##### Dataset

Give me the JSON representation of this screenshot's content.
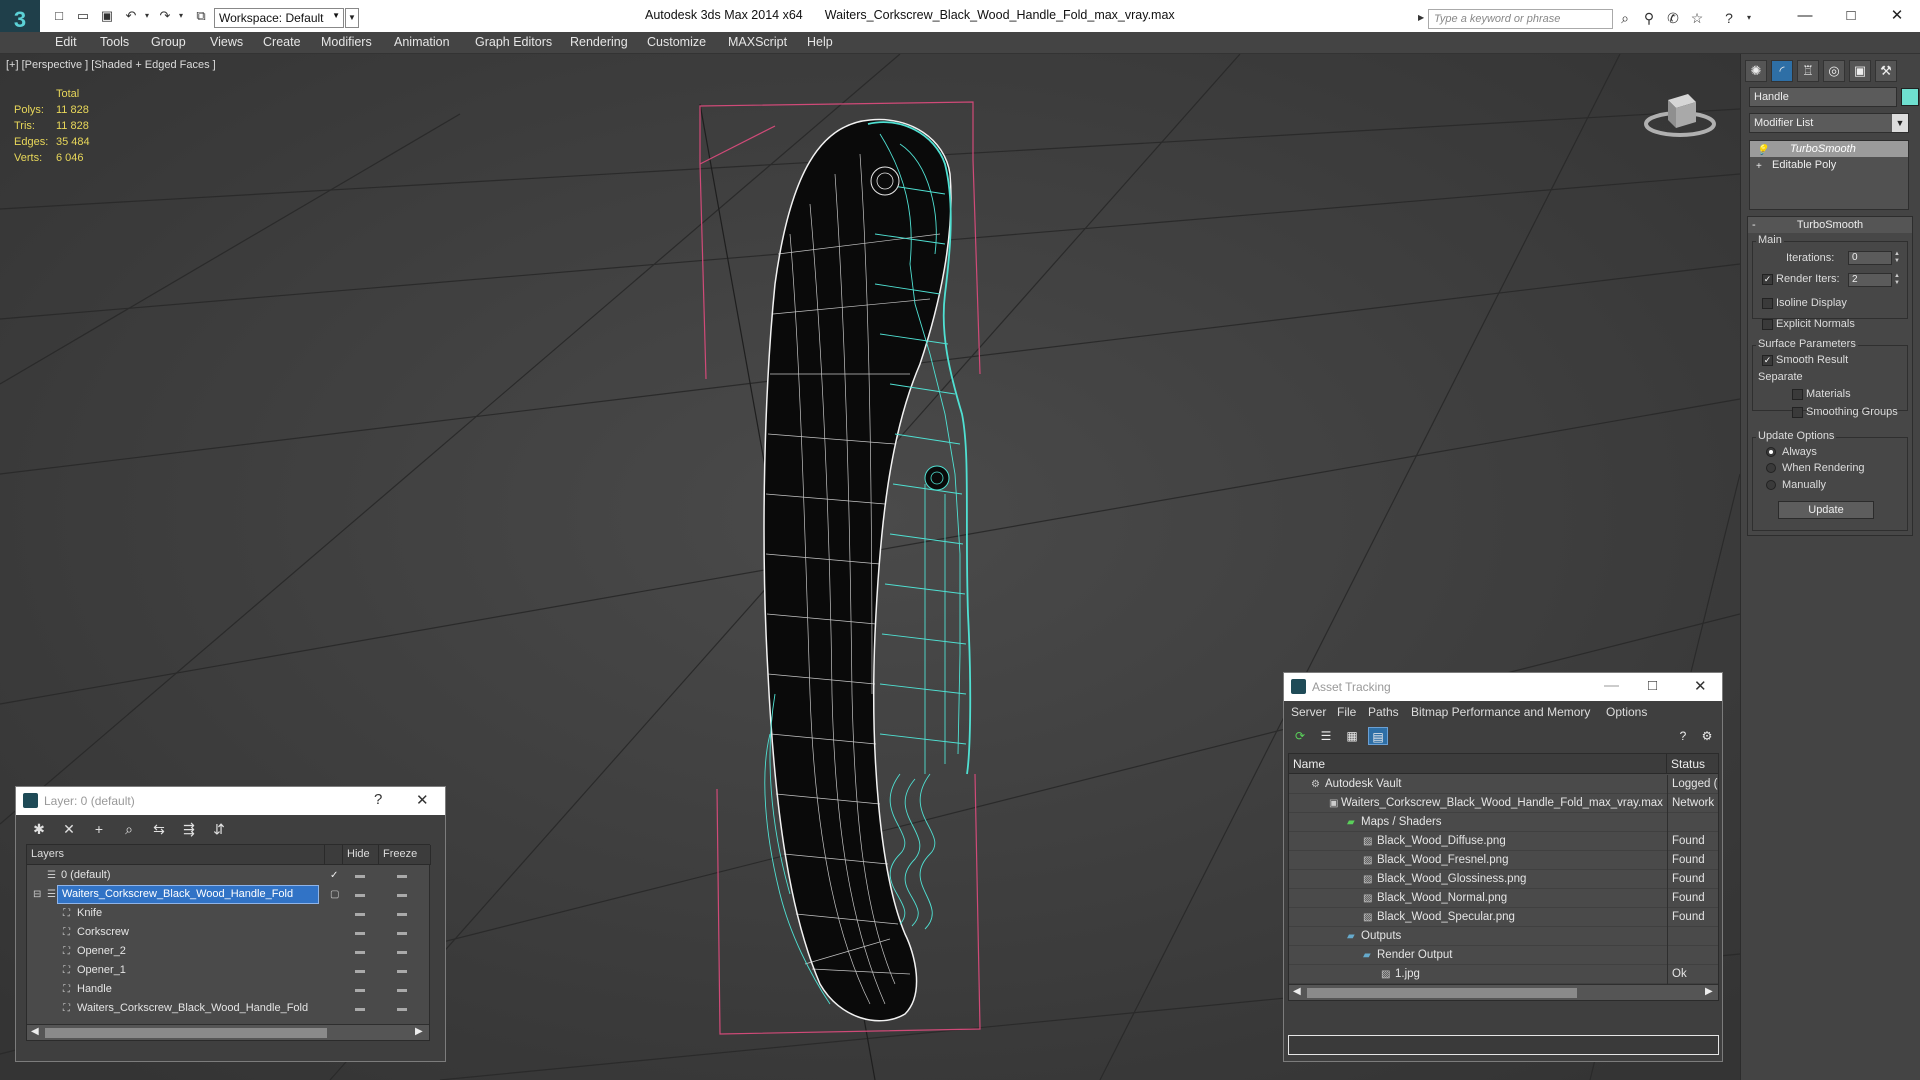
{
  "titlebar": {
    "workspace": "Workspace: Default",
    "app_name": "Autodesk 3ds Max  2014 x64",
    "file_name": "Waiters_Corkscrew_Black_Wood_Handle_Fold_max_vray.max",
    "search_placeholder": "Type a keyword or phrase"
  },
  "menu": [
    "Edit",
    "Tools",
    "Group",
    "Views",
    "Create",
    "Modifiers",
    "Animation",
    "Graph Editors",
    "Rendering",
    "Customize",
    "MAXScript",
    "Help"
  ],
  "viewport": {
    "label": "[+] [Perspective ] [Shaded + Edged Faces ]",
    "stats": {
      "header": "Total",
      "rows": [
        {
          "label": "Polys:",
          "value": "11 828"
        },
        {
          "label": "Tris:",
          "value": "11 828"
        },
        {
          "label": "Edges:",
          "value": "35 484"
        },
        {
          "label": "Verts:",
          "value": "6 046"
        }
      ]
    }
  },
  "command_panel": {
    "object_name": "Handle",
    "object_color": "#6fe0d0",
    "modifier_list": "Modifier List",
    "stack": [
      "TurboSmooth",
      "Editable Poly"
    ],
    "rollout_title": "TurboSmooth",
    "main_group": "Main",
    "iterations_label": "Iterations:",
    "iterations_value": "0",
    "render_iters_label": "Render Iters:",
    "render_iters_value": "2",
    "render_iters_checked": true,
    "isoline_label": "Isoline Display",
    "explicit_normals_label": "Explicit Normals",
    "surface_group": "Surface Parameters",
    "smooth_result_label": "Smooth Result",
    "separate_label": "Separate",
    "materials_label": "Materials",
    "smoothing_groups_label": "Smoothing Groups",
    "update_group": "Update Options",
    "update_options": [
      "Always",
      "When Rendering",
      "Manually"
    ],
    "update_selected": "Always",
    "update_button": "Update"
  },
  "layer_window": {
    "title": "Layer: 0 (default)",
    "help": "?",
    "columns": [
      "Layers",
      "Hide",
      "Freeze"
    ],
    "rows": [
      {
        "name": "0 (default)",
        "level": 0,
        "current": true
      },
      {
        "name": "Waiters_Corkscrew_Black_Wood_Handle_Fold",
        "level": 0,
        "selected": true
      },
      {
        "name": "Knife",
        "level": 1
      },
      {
        "name": "Corkscrew",
        "level": 1
      },
      {
        "name": "Opener_2",
        "level": 1
      },
      {
        "name": "Opener_1",
        "level": 1
      },
      {
        "name": "Handle",
        "level": 1
      },
      {
        "name": "Waiters_Corkscrew_Black_Wood_Handle_Fold",
        "level": 1
      }
    ]
  },
  "asset_window": {
    "title": "Asset Tracking",
    "menu": [
      "Server",
      "File",
      "Paths",
      "Bitmap Performance and Memory",
      "Options"
    ],
    "columns": [
      "Name",
      "Status"
    ],
    "rows": [
      {
        "name": "Autodesk Vault",
        "status": "Logged (",
        "level": 0
      },
      {
        "name": "Waiters_Corkscrew_Black_Wood_Handle_Fold_max_vray.max",
        "status": "Network",
        "level": 1
      },
      {
        "name": "Maps / Shaders",
        "status": "",
        "level": 2
      },
      {
        "name": "Black_Wood_Diffuse.png",
        "status": "Found",
        "level": 3
      },
      {
        "name": "Black_Wood_Fresnel.png",
        "status": "Found",
        "level": 3
      },
      {
        "name": "Black_Wood_Glossiness.png",
        "status": "Found",
        "level": 3
      },
      {
        "name": "Black_Wood_Normal.png",
        "status": "Found",
        "level": 3
      },
      {
        "name": "Black_Wood_Specular.png",
        "status": "Found",
        "level": 3
      },
      {
        "name": "Outputs",
        "status": "",
        "level": 2
      },
      {
        "name": "Render Output",
        "status": "",
        "level": 3
      },
      {
        "name": "1.jpg",
        "status": "Ok",
        "level": 4
      }
    ]
  },
  "colors": {
    "selection_blue": "#3173c6",
    "wire_cyan": "#4fe0d2",
    "bbox_pink": "#d04a78",
    "stats_yellow": "#e8d75a"
  }
}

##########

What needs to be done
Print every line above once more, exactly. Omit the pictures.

Exercise result
Give me the JSON representation of this screenshot's content.
{
  "titlebar": {
    "workspace": "Workspace: Default",
    "app_name": "Autodesk 3ds Max  2014 x64",
    "file_name": "Waiters_Corkscrew_Black_Wood_Handle_Fold_max_vray.max",
    "search_placeholder": "Type a keyword or phrase"
  },
  "menu": [
    "Edit",
    "Tools",
    "Group",
    "Views",
    "Create",
    "Modifiers",
    "Animation",
    "Graph Editors",
    "Rendering",
    "Customize",
    "MAXScript",
    "Help"
  ],
  "viewport": {
    "label": "[+] [Perspective ] [Shaded + Edged Faces ]",
    "stats": {
      "header": "Total",
      "rows": [
        {
          "label": "Polys:",
          "value": "11 828"
        },
        {
          "label": "Tris:",
          "value": "11 828"
        },
        {
          "label": "Edges:",
          "value": "35 484"
        },
        {
          "label": "Verts:",
          "value": "6 046"
        }
      ]
    }
  },
  "command_panel": {
    "object_name": "Handle",
    "object_color": "#6fe0d0",
    "modifier_list": "Modifier List",
    "stack": [
      "TurboSmooth",
      "Editable Poly"
    ],
    "rollout_title": "TurboSmooth",
    "main_group": "Main",
    "iterations_label": "Iterations:",
    "iterations_value": "0",
    "render_iters_label": "Render Iters:",
    "render_iters_value": "2",
    "render_iters_checked": true,
    "isoline_label": "Isoline Display",
    "explicit_normals_label": "Explicit Normals",
    "surface_group": "Surface Parameters",
    "smooth_result_label": "Smooth Result",
    "separate_label": "Separate",
    "materials_label": "Materials",
    "smoothing_groups_label": "Smoothing Groups",
    "update_group": "Update Options",
    "update_options": [
      "Always",
      "When Rendering",
      "Manually"
    ],
    "update_selected": "Always",
    "update_button": "Update"
  },
  "layer_window": {
    "title": "Layer: 0 (default)",
    "help": "?",
    "columns": [
      "Layers",
      "Hide",
      "Freeze"
    ],
    "rows": [
      {
        "name": "0 (default)",
        "level": 0,
        "current": true
      },
      {
        "name": "Waiters_Corkscrew_Black_Wood_Handle_Fold",
        "level": 0,
        "selected": true
      },
      {
        "name": "Knife",
        "level": 1
      },
      {
        "name": "Corkscrew",
        "level": 1
      },
      {
        "name": "Opener_2",
        "level": 1
      },
      {
        "name": "Opener_1",
        "level": 1
      },
      {
        "name": "Handle",
        "level": 1
      },
      {
        "name": "Waiters_Corkscrew_Black_Wood_Handle_Fold",
        "level": 1
      }
    ]
  },
  "asset_window": {
    "title": "Asset Tracking",
    "menu": [
      "Server",
      "File",
      "Paths",
      "Bitmap Performance and Memory",
      "Options"
    ],
    "columns": [
      "Name",
      "Status"
    ],
    "rows": [
      {
        "name": "Autodesk Vault",
        "status": "Logged (",
        "level": 0
      },
      {
        "name": "Waiters_Corkscrew_Black_Wood_Handle_Fold_max_vray.max",
        "status": "Network",
        "level": 1
      },
      {
        "name": "Maps / Shaders",
        "status": "",
        "level": 2
      },
      {
        "name": "Black_Wood_Diffuse.png",
        "status": "Found",
        "level": 3
      },
      {
        "name": "Black_Wood_Fresnel.png",
        "status": "Found",
        "level": 3
      },
      {
        "name": "Black_Wood_Glossiness.png",
        "status": "Found",
        "level": 3
      },
      {
        "name": "Black_Wood_Normal.png",
        "status": "Found",
        "level": 3
      },
      {
        "name": "Black_Wood_Specular.png",
        "status": "Found",
        "level": 3
      },
      {
        "name": "Outputs",
        "status": "",
        "level": 2
      },
      {
        "name": "Render Output",
        "status": "",
        "level": 3
      },
      {
        "name": "1.jpg",
        "status": "Ok",
        "level": 4
      }
    ]
  },
  "colors": {
    "selection_blue": "#3173c6",
    "wire_cyan": "#4fe0d2",
    "bbox_pink": "#d04a78",
    "stats_yellow": "#e8d75a"
  }
}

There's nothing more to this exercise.